  • In John 17:24 we read where Jesus was praying to the Father and said: “My glory, which thou hast given me: for thou lovedst me before the foundation of the world.”
  • Speaking of the coming Messiah, Isaiah 9:6 calls Him “the Everlasting.”
  • Micah 5:2, also speaking of the coming Messiah, said: “His goings forth have been from old, from everlasting.”
  • In Hebrews 13:8 we read that Jesus Christ is “the same yesterday, and today, and forever.”
  • In Revelation 1:11 Jesus says of Himself, “I am the Alpha and the Omega, the first and the last…”
  • And if it was ever a question that Jesus claimed to be God, when you compare John 8:58 and Revelation 1:11 to Isaiah 48:12, then there should be no doubt: “I am he; I am the first, I also am the last.”

Make no mistake, the parallels are too similar to deny…Jesus, the Power and Wisdom of God (1 Corinthians 1:24), is being prophetically referenced here in this chapter. As the Holy Spirit moved through the prophet David, Solomon’s father, to write Psalm 22 in anticipation of the crucifixion, so does He move through Solomon to describe the glorious, eternal nature of the Messiah, Jesus.
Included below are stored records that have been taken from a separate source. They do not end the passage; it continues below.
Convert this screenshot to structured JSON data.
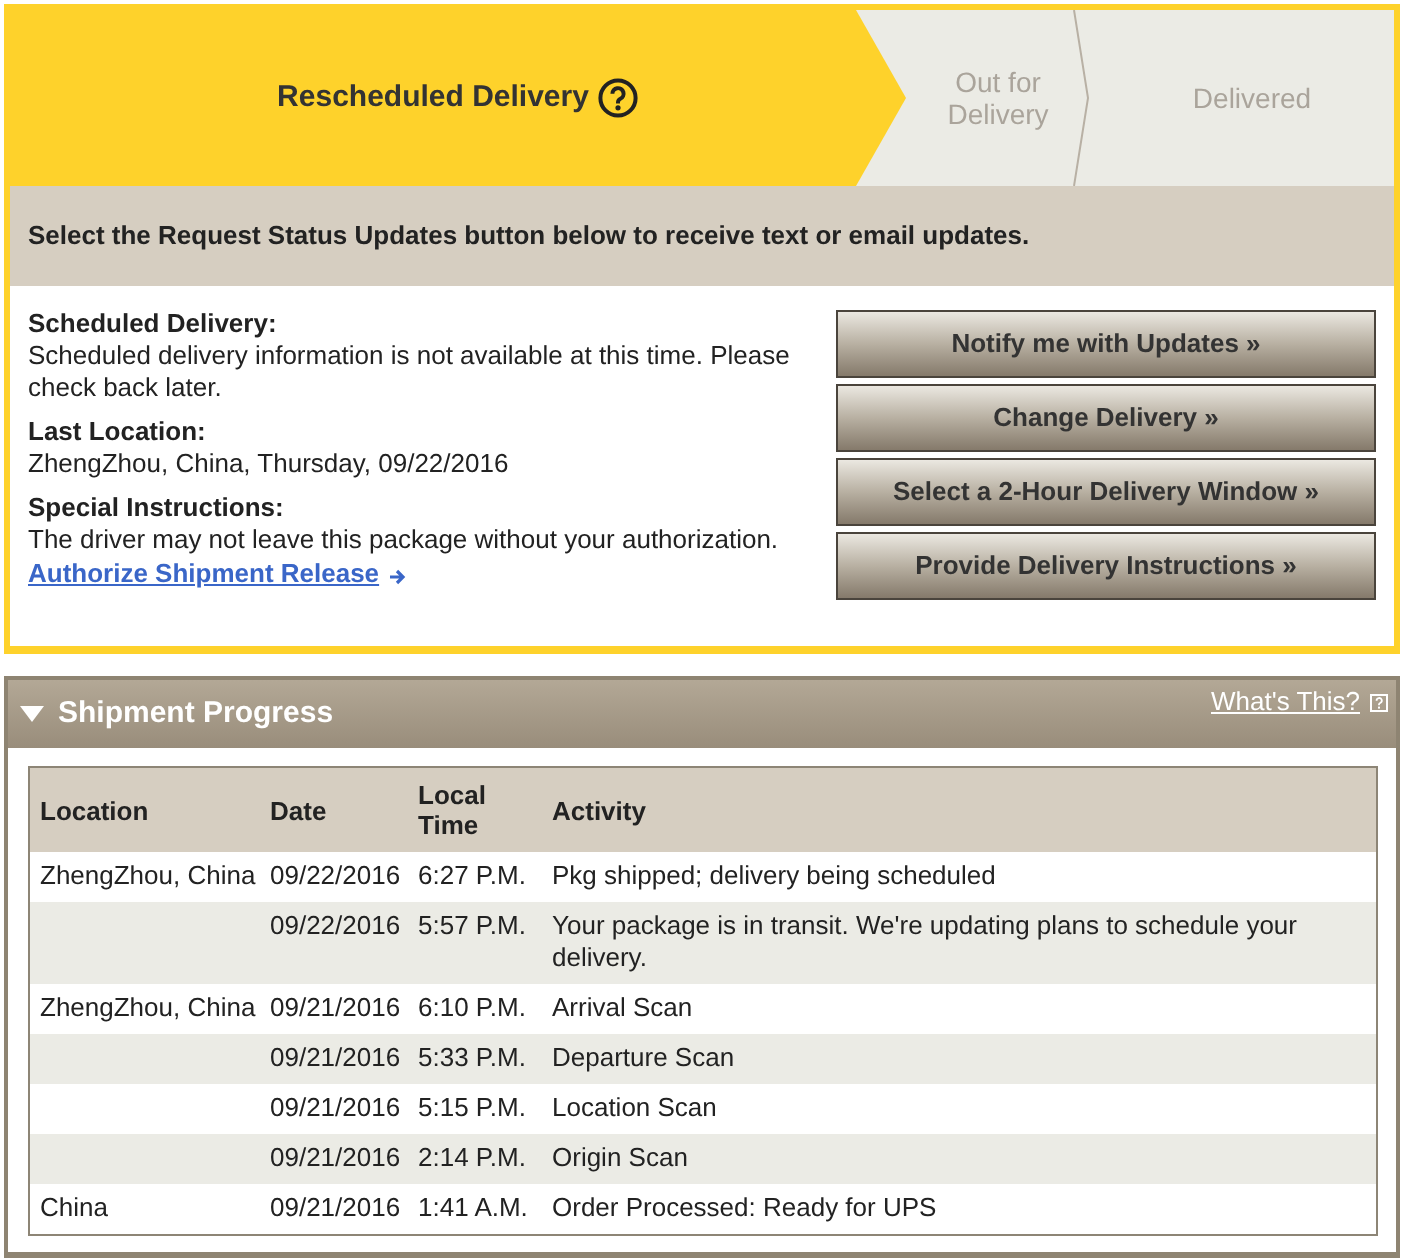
{
  "progress_steps": [
    {
      "label": "Rescheduled Delivery",
      "selected": true,
      "help": true
    },
    {
      "label": "Out for Delivery",
      "selected": false,
      "help": false
    },
    {
      "label": "Delivered",
      "selected": false,
      "help": false
    }
  ],
  "notice": "Select the Request Status Updates button below to receive text or email updates.",
  "details": [
    {
      "label": "Scheduled Delivery:",
      "text": "Scheduled delivery information is not available at this time. Please check back later."
    },
    {
      "label": "Last Location:",
      "text": "ZhengZhou, China, Thursday, 09/22/2016"
    },
    {
      "label": "Special Instructions:",
      "text": "The driver may not leave this package without your authorization.",
      "link": "Authorize Shipment Release"
    }
  ],
  "actions": [
    "Notify me with Updates »",
    "Change Delivery »",
    "Select a 2-Hour Delivery Window »",
    "Provide Delivery Instructions »"
  ],
  "shipment_progress": {
    "title": "Shipment Progress",
    "expanded": true,
    "help_link": "What's This?",
    "table": {
      "columns": [
        "Location",
        "Date",
        "Local Time",
        "Activity"
      ],
      "rows": [
        {
          "location": "ZhengZhou, China",
          "date": "09/22/2016",
          "time": "6:27 P.M.",
          "activity": "Pkg shipped; delivery being scheduled"
        },
        {
          "date": "09/22/2016",
          "time": "5:57 P.M.",
          "activity": "Your package is in transit. We're updating plans to schedule your delivery."
        },
        {
          "location": "ZhengZhou, China",
          "date": "09/21/2016",
          "time": "6:10 P.M.",
          "activity": "Arrival Scan"
        },
        {
          "date": "09/21/2016",
          "time": "5:33 P.M.",
          "activity": "Departure Scan"
        },
        {
          "date": "09/21/2016",
          "time": "5:15 P.M.",
          "activity": "Location Scan"
        },
        {
          "date": "09/21/2016",
          "time": "2:14 P.M.",
          "activity": "Origin Scan"
        },
        {
          "location": "China",
          "date": "09/21/2016",
          "time": "1:41 A.M.",
          "activity": "Order Processed: Ready for UPS"
        }
      ]
    }
  }
}
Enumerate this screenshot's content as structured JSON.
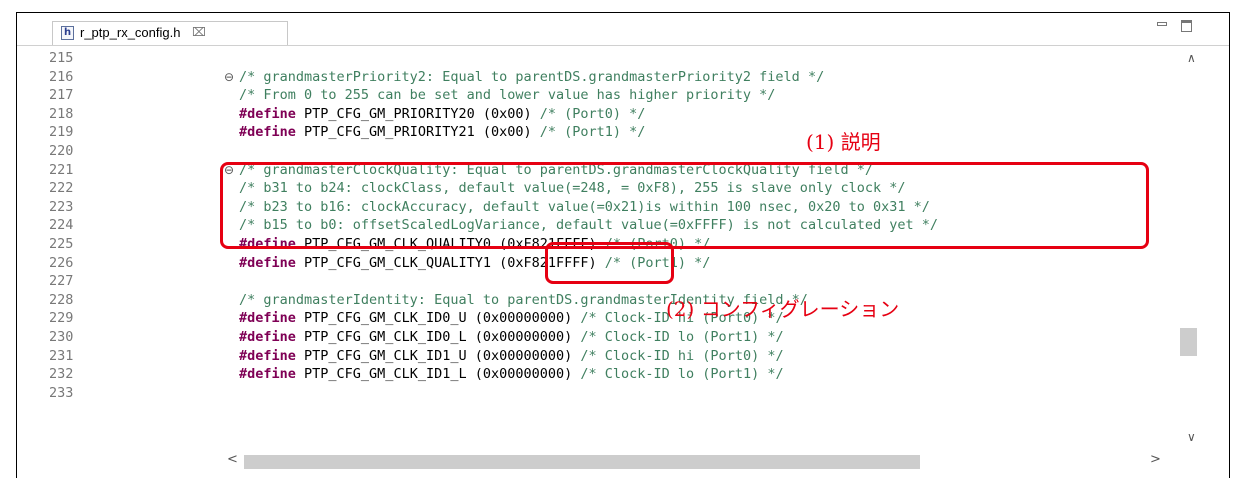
{
  "tab": {
    "file_icon_letter": "h",
    "title": "r_ptp_rx_config.h",
    "close_glyph": "⌧",
    "icon": "header-file-icon"
  },
  "window_controls": {
    "minimize_icon": "minimize-icon",
    "maximize_icon": "maximize-icon"
  },
  "lines": [
    {
      "num": "215",
      "fold": "",
      "parts": []
    },
    {
      "num": "216",
      "fold": "⊖",
      "parts": [
        {
          "t": "cm",
          "v": "/* grandmasterPriority2: Equal to parentDS.grandmasterPriority2 field */"
        }
      ]
    },
    {
      "num": "217",
      "fold": "",
      "parts": [
        {
          "t": "cm",
          "v": "/* From 0 to 255 can be set and lower value has higher priority */"
        }
      ]
    },
    {
      "num": "218",
      "fold": "",
      "parts": [
        {
          "t": "kw",
          "v": "#define"
        },
        {
          "t": "tx",
          "v": " PTP_CFG_GM_PRIORITY20 (0x00) "
        },
        {
          "t": "cm",
          "v": "/* (Port0) */"
        }
      ]
    },
    {
      "num": "219",
      "fold": "",
      "parts": [
        {
          "t": "kw",
          "v": "#define"
        },
        {
          "t": "tx",
          "v": " PTP_CFG_GM_PRIORITY21 (0x00) "
        },
        {
          "t": "cm",
          "v": "/* (Port1) */"
        }
      ]
    },
    {
      "num": "220",
      "fold": "",
      "parts": []
    },
    {
      "num": "221",
      "fold": "⊖",
      "parts": [
        {
          "t": "cm",
          "v": "/* grandmasterClockQuality: Equal to parentDS.grandmasterClockQuality field */"
        }
      ]
    },
    {
      "num": "222",
      "fold": "",
      "parts": [
        {
          "t": "cm",
          "v": "/* b31 to b24: clockClass, default value(=248, = 0xF8), 255 is slave only clock */"
        }
      ]
    },
    {
      "num": "223",
      "fold": "",
      "parts": [
        {
          "t": "cm",
          "v": "/* b23 to b16: clockAccuracy, default value(=0x21)is within 100 nsec, 0x20 to 0x31 */"
        }
      ]
    },
    {
      "num": "224",
      "fold": "",
      "parts": [
        {
          "t": "cm",
          "v": "/* b15 to b0: offsetScaledLogVariance, default value(=0xFFFF) is not calculated yet */"
        }
      ]
    },
    {
      "num": "225",
      "fold": "",
      "parts": [
        {
          "t": "kw",
          "v": "#define"
        },
        {
          "t": "tx",
          "v": " PTP_CFG_GM_CLK_QUALITY0 (0xF821FFFF) "
        },
        {
          "t": "cm",
          "v": "/* (Port0) */"
        }
      ]
    },
    {
      "num": "226",
      "fold": "",
      "parts": [
        {
          "t": "kw",
          "v": "#define"
        },
        {
          "t": "tx",
          "v": " PTP_CFG_GM_CLK_QUALITY1 (0xF821FFFF) "
        },
        {
          "t": "cm",
          "v": "/* (Port1) */"
        }
      ]
    },
    {
      "num": "227",
      "fold": "",
      "parts": []
    },
    {
      "num": "228",
      "fold": "",
      "parts": [
        {
          "t": "cm",
          "v": "/* grandmasterIdentity: Equal to parentDS.grandmasterIdentity field */"
        }
      ]
    },
    {
      "num": "229",
      "fold": "",
      "parts": [
        {
          "t": "kw",
          "v": "#define"
        },
        {
          "t": "tx",
          "v": " PTP_CFG_GM_CLK_ID0_U (0x00000000) "
        },
        {
          "t": "cm",
          "v": "/* Clock-ID hi (Port0) */"
        }
      ]
    },
    {
      "num": "230",
      "fold": "",
      "parts": [
        {
          "t": "kw",
          "v": "#define"
        },
        {
          "t": "tx",
          "v": " PTP_CFG_GM_CLK_ID0_L (0x00000000) "
        },
        {
          "t": "cm",
          "v": "/* Clock-ID lo (Port1) */"
        }
      ]
    },
    {
      "num": "231",
      "fold": "",
      "parts": [
        {
          "t": "kw",
          "v": "#define"
        },
        {
          "t": "tx",
          "v": " PTP_CFG_GM_CLK_ID1_U (0x00000000) "
        },
        {
          "t": "cm",
          "v": "/* Clock-ID hi (Port0) */"
        }
      ]
    },
    {
      "num": "232",
      "fold": "",
      "parts": [
        {
          "t": "kw",
          "v": "#define"
        },
        {
          "t": "tx",
          "v": " PTP_CFG_GM_CLK_ID1_L (0x00000000) "
        },
        {
          "t": "cm",
          "v": "/* Clock-ID lo (Port1) */"
        }
      ]
    },
    {
      "num": "233",
      "fold": "",
      "parts": []
    }
  ],
  "scrollbars": {
    "up_glyph": "∧",
    "down_glyph": "∨",
    "left_glyph": "<",
    "right_glyph": ">"
  },
  "annotations": {
    "label1": "(1) 説明",
    "label2": "(2) コンフィグレーション",
    "color": "#e60012"
  },
  "colors": {
    "comment": "#3f7f5f",
    "keyword": "#7f0055",
    "line_number": "#787878"
  }
}
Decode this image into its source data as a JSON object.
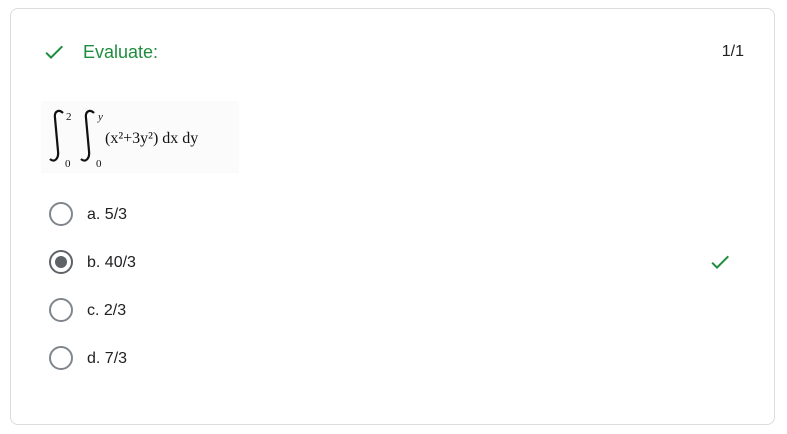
{
  "question": {
    "title": "Evaluate:",
    "score": "1/1",
    "status_icon": "check-icon",
    "formula": {
      "outer_lower": "0",
      "outer_upper": "2",
      "inner_lower": "0",
      "inner_upper": "y",
      "integrand": "(x²+3y²) dx dy"
    }
  },
  "options": [
    {
      "label": "a. 5/3",
      "selected": false,
      "correct": false
    },
    {
      "label": "b. 40/3",
      "selected": true,
      "correct": true
    },
    {
      "label": "c. 2/3",
      "selected": false,
      "correct": false
    },
    {
      "label": "d. 7/3",
      "selected": false,
      "correct": false
    }
  ],
  "colors": {
    "correct": "#1e8e3e",
    "radio": "#5f6368",
    "text": "#202124",
    "border": "#dadce0"
  }
}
But there’s one more thing I want you to see… His delights are with the sons of men (Proverbs 8:31).

The Word of God made flesh…the Wisdom of God who was there before the foundation of the world…the Savior who came and dwelt among us (Emmanuel – see Isaiah 7:14 and Matthew 1:23)…

He delights to be with you and me! He literally wants to spend time with us because he loves and cares for us.

Therefore, considering what we’ve read, we should all the more take seriously the closing verse in this chapter.

But he that sinneth against me wrongeth his own soul: all they that hate me love death. – Proverbs 8:36

To seek Wisdom is a choice, but failing to do so can have eternal ramifications.